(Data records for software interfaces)
+ + + +
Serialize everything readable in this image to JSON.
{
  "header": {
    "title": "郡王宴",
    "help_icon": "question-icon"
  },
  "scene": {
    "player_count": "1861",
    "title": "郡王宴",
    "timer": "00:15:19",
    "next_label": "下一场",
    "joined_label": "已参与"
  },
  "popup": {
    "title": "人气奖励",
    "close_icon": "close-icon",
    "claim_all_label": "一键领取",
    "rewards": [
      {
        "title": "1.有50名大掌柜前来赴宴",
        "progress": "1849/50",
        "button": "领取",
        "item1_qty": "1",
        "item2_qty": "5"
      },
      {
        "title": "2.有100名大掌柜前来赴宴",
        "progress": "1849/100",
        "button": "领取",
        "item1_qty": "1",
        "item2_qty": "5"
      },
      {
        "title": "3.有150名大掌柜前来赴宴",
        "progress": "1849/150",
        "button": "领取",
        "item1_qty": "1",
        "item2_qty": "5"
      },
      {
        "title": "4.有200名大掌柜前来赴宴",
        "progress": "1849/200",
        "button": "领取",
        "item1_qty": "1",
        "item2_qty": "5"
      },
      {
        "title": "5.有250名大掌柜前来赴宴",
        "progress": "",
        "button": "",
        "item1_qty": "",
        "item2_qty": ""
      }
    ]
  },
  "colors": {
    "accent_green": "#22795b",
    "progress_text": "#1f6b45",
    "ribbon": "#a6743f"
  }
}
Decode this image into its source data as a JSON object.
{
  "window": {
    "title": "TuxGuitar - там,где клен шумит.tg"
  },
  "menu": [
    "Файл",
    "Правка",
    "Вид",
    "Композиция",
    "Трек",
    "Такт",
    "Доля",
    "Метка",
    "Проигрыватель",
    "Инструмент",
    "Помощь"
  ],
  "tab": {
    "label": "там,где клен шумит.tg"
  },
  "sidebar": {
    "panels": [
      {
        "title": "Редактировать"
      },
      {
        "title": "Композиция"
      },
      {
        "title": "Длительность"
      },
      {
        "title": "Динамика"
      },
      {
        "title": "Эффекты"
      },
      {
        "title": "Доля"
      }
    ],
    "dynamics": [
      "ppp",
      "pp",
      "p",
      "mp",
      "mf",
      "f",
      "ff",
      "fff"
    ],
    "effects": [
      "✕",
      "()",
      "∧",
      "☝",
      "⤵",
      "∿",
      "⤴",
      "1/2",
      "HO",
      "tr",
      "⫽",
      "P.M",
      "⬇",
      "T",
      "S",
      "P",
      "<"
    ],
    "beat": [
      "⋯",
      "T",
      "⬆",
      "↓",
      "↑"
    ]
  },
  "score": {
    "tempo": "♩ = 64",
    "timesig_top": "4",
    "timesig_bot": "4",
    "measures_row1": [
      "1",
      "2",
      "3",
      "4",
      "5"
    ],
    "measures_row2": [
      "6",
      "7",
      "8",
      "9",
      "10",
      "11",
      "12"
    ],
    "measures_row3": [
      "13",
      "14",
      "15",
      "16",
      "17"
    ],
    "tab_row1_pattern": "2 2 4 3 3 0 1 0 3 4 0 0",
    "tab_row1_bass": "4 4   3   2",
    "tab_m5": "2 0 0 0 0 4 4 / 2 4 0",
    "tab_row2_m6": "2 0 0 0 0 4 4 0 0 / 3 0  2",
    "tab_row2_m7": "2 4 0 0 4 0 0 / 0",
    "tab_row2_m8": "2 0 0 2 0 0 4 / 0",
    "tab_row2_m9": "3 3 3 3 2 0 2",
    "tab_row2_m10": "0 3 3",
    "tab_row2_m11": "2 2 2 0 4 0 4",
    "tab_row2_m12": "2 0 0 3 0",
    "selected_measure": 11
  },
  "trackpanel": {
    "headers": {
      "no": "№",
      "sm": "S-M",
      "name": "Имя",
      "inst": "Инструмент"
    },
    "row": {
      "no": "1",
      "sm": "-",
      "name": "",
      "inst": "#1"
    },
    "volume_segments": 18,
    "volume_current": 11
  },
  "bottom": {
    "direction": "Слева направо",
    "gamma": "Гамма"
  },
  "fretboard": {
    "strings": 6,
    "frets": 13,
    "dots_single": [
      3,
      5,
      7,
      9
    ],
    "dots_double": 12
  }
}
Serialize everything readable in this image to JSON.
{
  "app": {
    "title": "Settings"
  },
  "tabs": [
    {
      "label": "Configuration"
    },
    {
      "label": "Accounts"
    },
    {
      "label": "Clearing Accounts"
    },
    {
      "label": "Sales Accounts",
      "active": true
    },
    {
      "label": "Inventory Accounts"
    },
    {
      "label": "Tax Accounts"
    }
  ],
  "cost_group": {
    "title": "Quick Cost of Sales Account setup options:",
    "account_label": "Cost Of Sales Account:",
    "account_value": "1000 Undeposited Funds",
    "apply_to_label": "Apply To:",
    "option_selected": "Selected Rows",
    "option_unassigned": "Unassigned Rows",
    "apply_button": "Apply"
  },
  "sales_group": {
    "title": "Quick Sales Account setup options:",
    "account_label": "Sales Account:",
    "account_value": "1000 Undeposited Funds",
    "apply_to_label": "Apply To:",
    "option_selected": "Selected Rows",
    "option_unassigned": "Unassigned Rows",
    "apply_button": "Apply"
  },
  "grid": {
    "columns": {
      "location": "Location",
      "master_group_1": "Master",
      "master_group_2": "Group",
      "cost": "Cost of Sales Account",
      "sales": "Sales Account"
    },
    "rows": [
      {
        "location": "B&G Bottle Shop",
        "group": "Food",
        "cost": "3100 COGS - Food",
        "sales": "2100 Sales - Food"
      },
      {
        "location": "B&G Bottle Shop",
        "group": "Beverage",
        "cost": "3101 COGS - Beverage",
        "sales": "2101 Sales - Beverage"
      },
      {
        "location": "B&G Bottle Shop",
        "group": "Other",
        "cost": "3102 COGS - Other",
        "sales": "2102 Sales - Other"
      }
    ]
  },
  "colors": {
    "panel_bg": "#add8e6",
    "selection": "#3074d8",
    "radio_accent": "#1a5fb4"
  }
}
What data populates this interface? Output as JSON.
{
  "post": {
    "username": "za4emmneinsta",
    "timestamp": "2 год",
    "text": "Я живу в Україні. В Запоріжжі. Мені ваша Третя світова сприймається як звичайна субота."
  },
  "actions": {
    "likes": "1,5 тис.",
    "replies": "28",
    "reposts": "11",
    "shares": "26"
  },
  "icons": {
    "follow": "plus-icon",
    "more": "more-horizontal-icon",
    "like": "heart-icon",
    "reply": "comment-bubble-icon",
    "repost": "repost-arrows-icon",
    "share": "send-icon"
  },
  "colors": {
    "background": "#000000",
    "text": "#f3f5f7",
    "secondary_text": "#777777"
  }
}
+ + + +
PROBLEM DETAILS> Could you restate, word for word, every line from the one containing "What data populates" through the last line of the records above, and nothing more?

EXERCISE ANSWER>
What data populates this interface? Output as JSON.
{
  "post": {
    "username": "za4emmneinsta",
    "timestamp": "2 год",
    "text": "Я живу в Україні. В Запоріжжі. Мені ваша Третя світова сприймається як звичайна субота."
  },
  "actions": {
    "likes": "1,5 тис.",
    "replies": "28",
    "reposts": "11",
    "shares": "26"
  },
  "icons": {
    "follow": "plus-icon",
    "more": "more-horizontal-icon",
    "like": "heart-icon",
    "reply": "comment-bubble-icon",
    "repost": "repost-arrows-icon",
    "share": "send-icon"
  },
  "colors": {
    "background": "#000000",
    "text": "#f3f5f7",
    "secondary_text": "#777777"
  }
}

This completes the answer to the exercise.